Copy each entry below exactly. No images.
====== Records for this task ======
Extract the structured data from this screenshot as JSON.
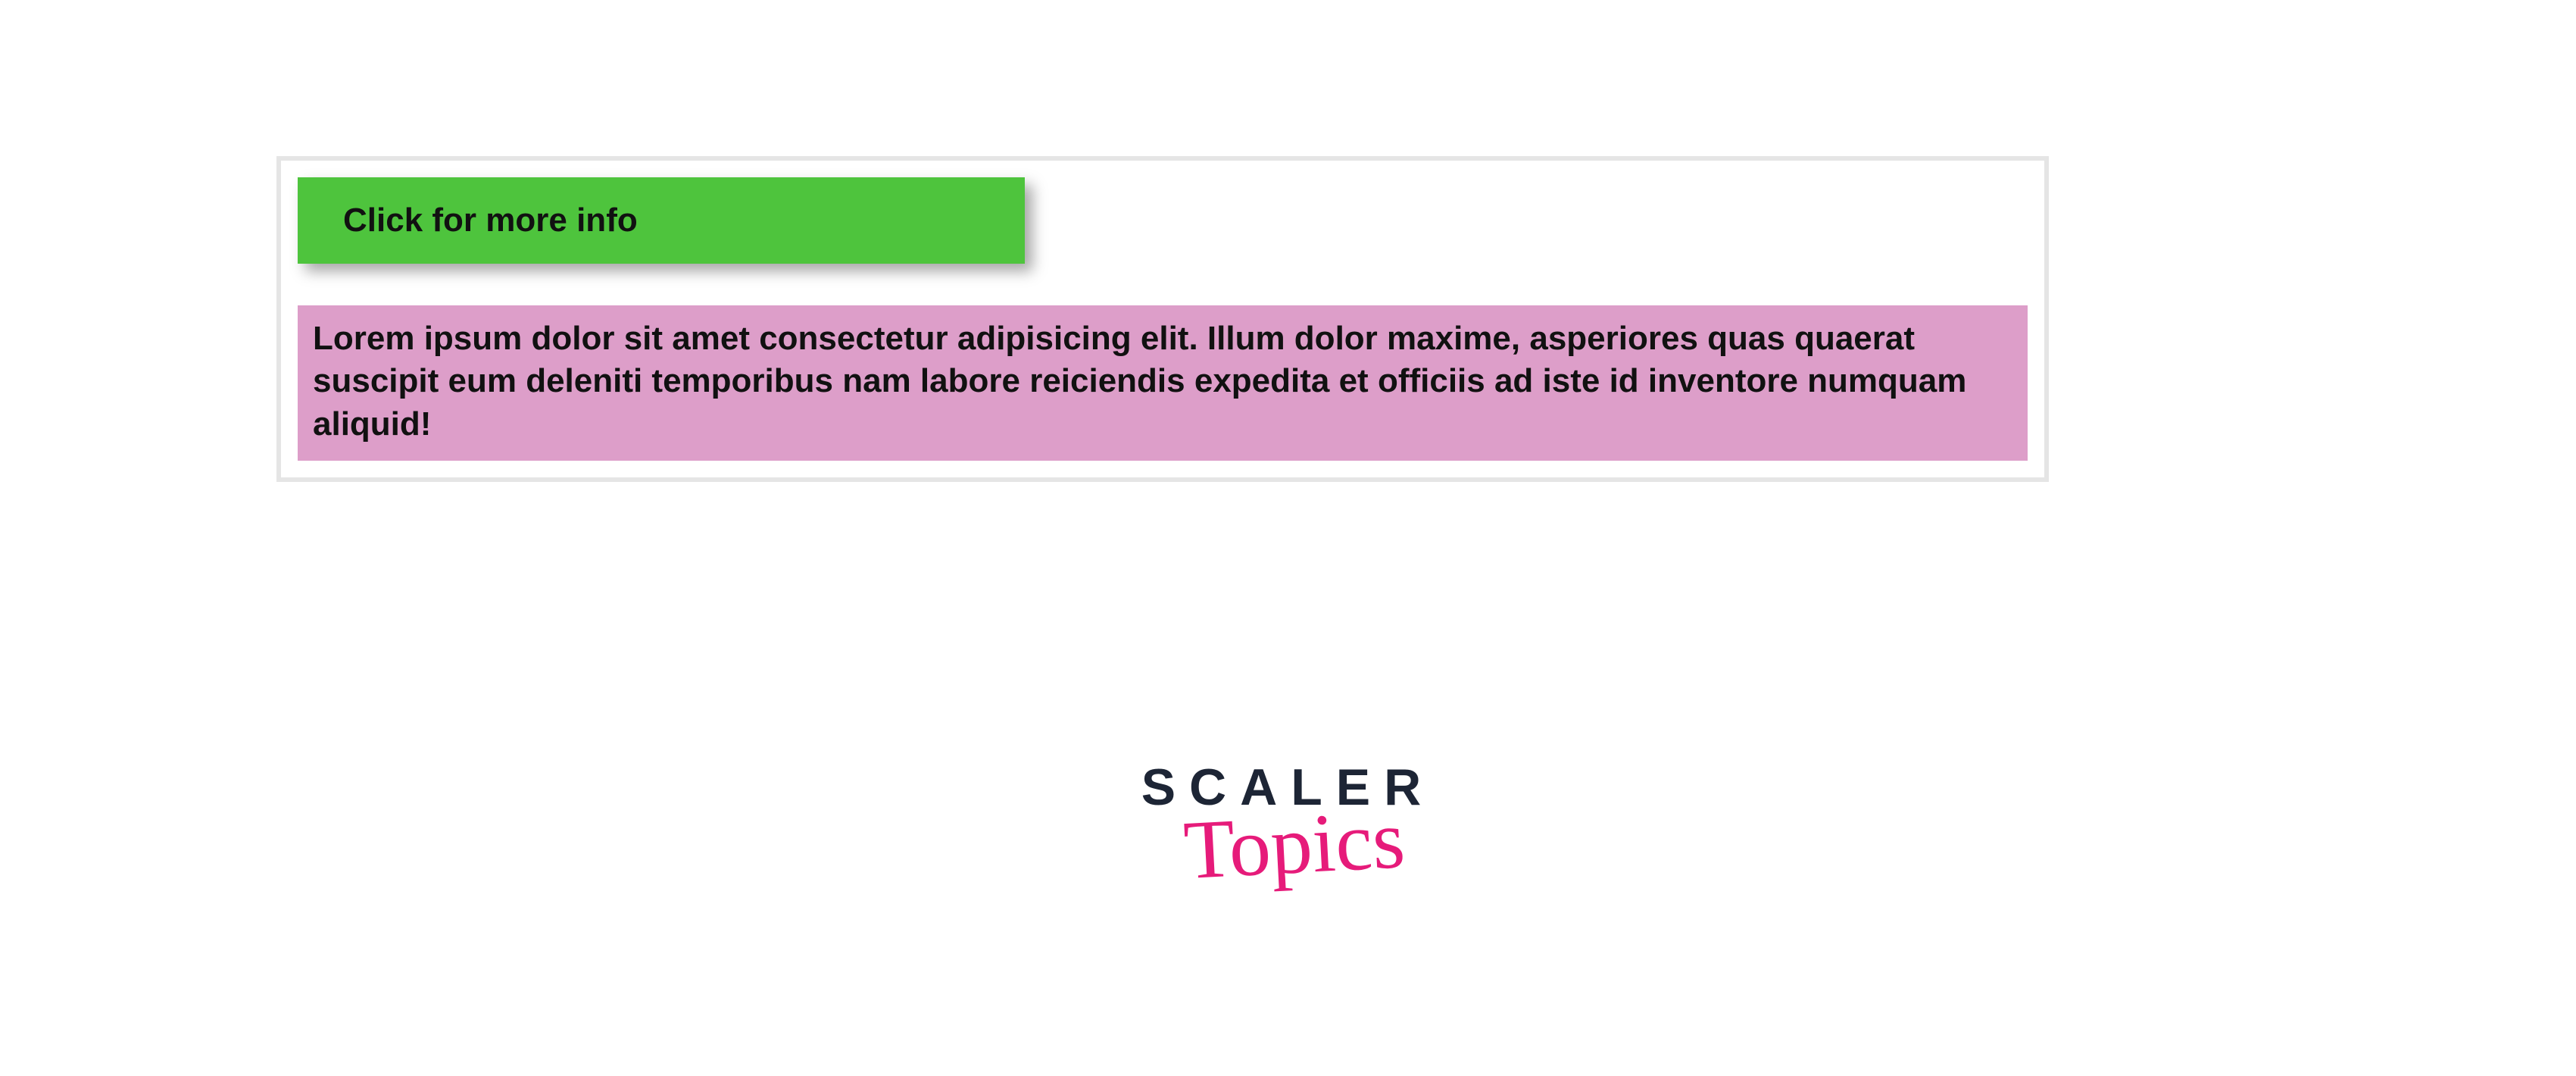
{
  "button": {
    "label": "Click for more info"
  },
  "panel": {
    "text": "Lorem ipsum dolor sit amet consectetur adipisicing elit. Illum dolor maxime, asperiores quas quaerat suscipit eum deleniti temporibus nam labore reiciendis expedita et officiis ad iste id inventore numquam aliquid!"
  },
  "logo": {
    "line1": "SCALER",
    "line2": "Topics"
  },
  "colors": {
    "button_bg": "#4ec43d",
    "panel_bg": "#dd9ec9",
    "border": "#e5e5e5",
    "logo_dark": "#1d2535",
    "logo_accent": "#e61b7a"
  }
}
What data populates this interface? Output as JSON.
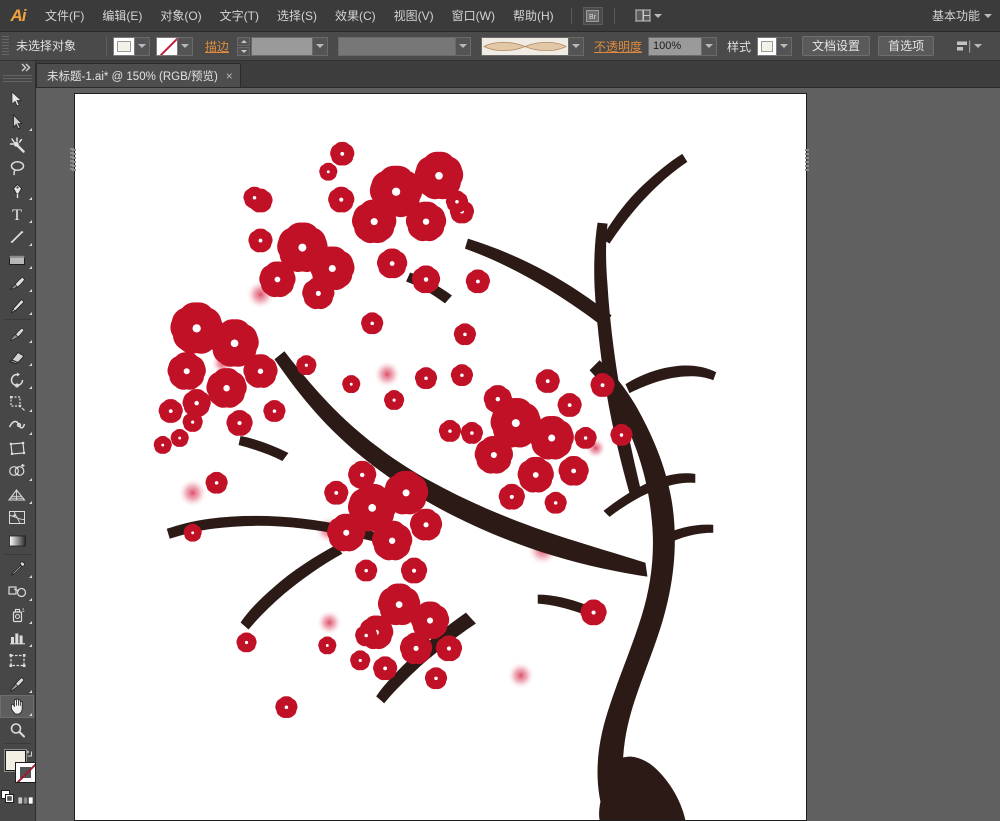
{
  "app": {
    "name": "Ai",
    "logo_color": "#f0a33c"
  },
  "menubar": {
    "items": [
      {
        "label": "文件(F)",
        "name": "menu-file"
      },
      {
        "label": "编辑(E)",
        "name": "menu-edit"
      },
      {
        "label": "对象(O)",
        "name": "menu-object"
      },
      {
        "label": "文字(T)",
        "name": "menu-type"
      },
      {
        "label": "选择(S)",
        "name": "menu-select"
      },
      {
        "label": "效果(C)",
        "name": "menu-effect"
      },
      {
        "label": "视图(V)",
        "name": "menu-view"
      },
      {
        "label": "窗口(W)",
        "name": "menu-window"
      },
      {
        "label": "帮助(H)",
        "name": "menu-help"
      }
    ],
    "bridge_icon": "bridge-icon",
    "arrange_icon": "arrange-documents-icon",
    "workspace": "基本功能"
  },
  "controlbar": {
    "selection_status": "未选择对象",
    "fill_label": "fill-swatch",
    "stroke_label": "stroke-swatch",
    "stroke_text": "描边",
    "stroke_weight_value": "",
    "brush_definition_value": "",
    "stroke_profile": "stroke-profile-swatch",
    "opacity_label": "不透明度",
    "opacity_value": "100%",
    "style_label": "样式",
    "document_setup_button": "文档设置",
    "preferences_button": "首选项",
    "align_icon": "align-to-selection-icon"
  },
  "tabbar": {
    "document_title": "未标题-1.ai* @ 150% (RGB/预览)",
    "close_glyph": "×"
  },
  "toolbar": {
    "tools": [
      {
        "name": "selection-tool",
        "icon": "arrow-solid",
        "corner": false,
        "selected": false
      },
      {
        "name": "direct-selection-tool",
        "icon": "arrow-hollow",
        "corner": true,
        "selected": false
      },
      {
        "name": "magic-wand-tool",
        "icon": "magic-wand",
        "corner": false,
        "selected": false
      },
      {
        "name": "lasso-tool",
        "icon": "lasso",
        "corner": false,
        "selected": false
      },
      {
        "name": "pen-tool",
        "icon": "pen",
        "corner": true,
        "selected": false
      },
      {
        "name": "type-tool",
        "icon": "type-T",
        "corner": true,
        "selected": false
      },
      {
        "name": "line-segment-tool",
        "icon": "line-segment",
        "corner": true,
        "selected": false
      },
      {
        "name": "rectangle-tool",
        "icon": "rectangle",
        "corner": true,
        "selected": false
      },
      {
        "name": "paintbrush-tool",
        "icon": "paintbrush",
        "corner": true,
        "selected": false
      },
      {
        "name": "pencil-tool",
        "icon": "pencil",
        "corner": true,
        "selected": false
      },
      {
        "name": "blob-brush-tool",
        "icon": "blob-brush",
        "corner": true,
        "selected": false
      },
      {
        "name": "eraser-tool",
        "icon": "eraser",
        "corner": true,
        "selected": false
      },
      {
        "name": "rotate-tool",
        "icon": "rotate",
        "corner": true,
        "selected": false
      },
      {
        "name": "scale-tool",
        "icon": "scale",
        "corner": true,
        "selected": false
      },
      {
        "name": "width-tool",
        "icon": "width-warp",
        "corner": true,
        "selected": false
      },
      {
        "name": "free-transform-tool",
        "icon": "free-transform",
        "corner": false,
        "selected": false
      },
      {
        "name": "shape-builder-tool",
        "icon": "shape-builder",
        "corner": true,
        "selected": false
      },
      {
        "name": "perspective-grid-tool",
        "icon": "perspective-grid",
        "corner": true,
        "selected": false
      },
      {
        "name": "mesh-tool",
        "icon": "mesh",
        "corner": false,
        "selected": false
      },
      {
        "name": "gradient-tool",
        "icon": "gradient",
        "corner": false,
        "selected": false
      },
      {
        "name": "eyedropper-tool",
        "icon": "eyedropper",
        "corner": true,
        "selected": false
      },
      {
        "name": "blend-tool",
        "icon": "blend",
        "corner": true,
        "selected": false
      },
      {
        "name": "symbol-sprayer-tool",
        "icon": "symbol-sprayer",
        "corner": true,
        "selected": false
      },
      {
        "name": "column-graph-tool",
        "icon": "column-graph",
        "corner": true,
        "selected": false
      },
      {
        "name": "artboard-tool",
        "icon": "artboard",
        "corner": false,
        "selected": false
      },
      {
        "name": "slice-tool",
        "icon": "slice",
        "corner": true,
        "selected": false
      },
      {
        "name": "hand-tool",
        "icon": "hand",
        "corner": true,
        "selected": true
      },
      {
        "name": "zoom-tool",
        "icon": "magnifier",
        "corner": false,
        "selected": false
      }
    ],
    "fill_color": "#f2efe4",
    "stroke_color": "none",
    "fill_swatch_name": "fill-color-swatch",
    "stroke_swatch_name": "stroke-color-swatch"
  },
  "canvas": {
    "background_color": "#606060",
    "artboard_color": "#ffffff",
    "zoom_level": "150%",
    "color_mode": "RGB/预览"
  },
  "artwork": {
    "title": "cherry-blossom-branch",
    "branch_color": "#2b1a16",
    "petal_color": "#c01127",
    "petal_dark": "#8f0c1d",
    "glow_color": "#e26b7e",
    "center_color": "#ffffff"
  }
}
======
> _Exercise result_:
Extract the structured data from this screenshot as JSON.
{
  "button": {
    "label": "Click for more info"
  },
  "panel": {
    "text": "Lorem ipsum dolor sit amet consectetur adipisicing elit. Illum dolor maxime, asperiores quas quaerat suscipit eum deleniti temporibus nam labore reiciendis expedita et officiis ad iste id inventore numquam aliquid!"
  },
  "logo": {
    "line1": "SCALER",
    "line2": "Topics"
  },
  "colors": {
    "button_bg": "#4ec43d",
    "panel_bg": "#dd9ec9",
    "border": "#e5e5e5",
    "logo_dark": "#1d2535",
    "logo_accent": "#e61b7a"
  }
}
What data populates this interface? Output as JSON.
{
  "app": {
    "name": "Ai",
    "logo_color": "#f0a33c"
  },
  "menubar": {
    "items": [
      {
        "label": "文件(F)",
        "name": "menu-file"
      },
      {
        "label": "编辑(E)",
        "name": "menu-edit"
      },
      {
        "label": "对象(O)",
        "name": "menu-object"
      },
      {
        "label": "文字(T)",
        "name": "menu-type"
      },
      {
        "label": "选择(S)",
        "name": "menu-select"
      },
      {
        "label": "效果(C)",
        "name": "menu-effect"
      },
      {
        "label": "视图(V)",
        "name": "menu-view"
      },
      {
        "label": "窗口(W)",
        "name": "menu-window"
      },
      {
        "label": "帮助(H)",
        "name": "menu-help"
      }
    ],
    "bridge_icon": "bridge-icon",
    "arrange_icon": "arrange-documents-icon",
    "workspace": "基本功能"
  },
  "controlbar": {
    "selection_status": "未选择对象",
    "fill_label": "fill-swatch",
    "stroke_label": "stroke-swatch",
    "stroke_text": "描边",
    "stroke_weight_value": "",
    "brush_definition_value": "",
    "stroke_profile": "stroke-profile-swatch",
    "opacity_label": "不透明度",
    "opacity_value": "100%",
    "style_label": "样式",
    "document_setup_button": "文档设置",
    "preferences_button": "首选项",
    "align_icon": "align-to-selection-icon"
  },
  "tabbar": {
    "document_title": "未标题-1.ai* @ 150% (RGB/预览)",
    "close_glyph": "×"
  },
  "toolbar": {
    "tools": [
      {
        "name": "selection-tool",
        "icon": "arrow-solid",
        "corner": false,
        "selected": false
      },
      {
        "name": "direct-selection-tool",
        "icon": "arrow-hollow",
        "corner": true,
        "selected": false
      },
      {
        "name": "magic-wand-tool",
        "icon": "magic-wand",
        "corner": false,
        "selected": false
      },
      {
        "name": "lasso-tool",
        "icon": "lasso",
        "corner": false,
        "selected": false
      },
      {
        "name": "pen-tool",
        "icon": "pen",
        "corner": true,
        "selected": false
      },
      {
        "name": "type-tool",
        "icon": "type-T",
        "corner": true,
        "selected": false
      },
      {
        "name": "line-segment-tool",
        "icon": "line-segment",
        "corner": true,
        "selected": false
      },
      {
        "name": "rectangle-tool",
        "icon": "rectangle",
        "corner": true,
        "selected": false
      },
      {
        "name": "paintbrush-tool",
        "icon": "paintbrush",
        "corner": true,
        "selected": false
      },
      {
        "name": "pencil-tool",
        "icon": "pencil",
        "corner": true,
        "selected": false
      },
      {
        "name": "blob-brush-tool",
        "icon": "blob-brush",
        "corner": true,
        "selected": false
      },
      {
        "name": "eraser-tool",
        "icon": "eraser",
        "corner": true,
        "selected": false
      },
      {
        "name": "rotate-tool",
        "icon": "rotate",
        "corner": true,
        "selected": false
      },
      {
        "name": "scale-tool",
        "icon": "scale",
        "corner": true,
        "selected": false
      },
      {
        "name": "width-tool",
        "icon": "width-warp",
        "corner": true,
        "selected": false
      },
      {
        "name": "free-transform-tool",
        "icon": "free-transform",
        "corner": false,
        "selected": false
      },
      {
        "name": "shape-builder-tool",
        "icon": "shape-builder",
        "corner": true,
        "selected": false
      },
      {
        "name": "perspective-grid-tool",
        "icon": "perspective-grid",
        "corner": true,
        "selected": false
      },
      {
        "name": "mesh-tool",
        "icon": "mesh",
        "corner": false,
        "selected": false
      },
      {
        "name": "gradient-tool",
        "icon": "gradient",
        "corner": false,
        "selected": false
      },
      {
        "name": "eyedropper-tool",
        "icon": "eyedropper",
        "corner": true,
        "selected": false
      },
      {
        "name": "blend-tool",
        "icon": "blend",
        "corner": true,
        "selected": false
      },
      {
        "name": "symbol-sprayer-tool",
        "icon": "symbol-sprayer",
        "corner": true,
        "selected": false
      },
      {
        "name": "column-graph-tool",
        "icon": "column-graph",
        "corner": true,
        "selected": false
      },
      {
        "name": "artboard-tool",
        "icon": "artboard",
        "corner": false,
        "selected": false
      },
      {
        "name": "slice-tool",
        "icon": "slice",
        "corner": true,
        "selected": false
      },
      {
        "name": "hand-tool",
        "icon": "hand",
        "corner": true,
        "selected": true
      },
      {
        "name": "zoom-tool",
        "icon": "magnifier",
        "corner": false,
        "selected": false
      }
    ],
    "fill_color": "#f2efe4",
    "stroke_color": "none",
    "fill_swatch_name": "fill-color-swatch",
    "stroke_swatch_name": "stroke-color-swatch"
  },
  "canvas": {
    "background_color": "#606060",
    "artboard_color": "#ffffff",
    "zoom_level": "150%",
    "color_mode": "RGB/预览"
  },
  "artwork": {
    "title": "cherry-blossom-branch",
    "branch_color": "#2b1a16",
    "petal_color": "#c01127",
    "petal_dark": "#8f0c1d",
    "glow_color": "#e26b7e",
    "center_color": "#ffffff"
  }
}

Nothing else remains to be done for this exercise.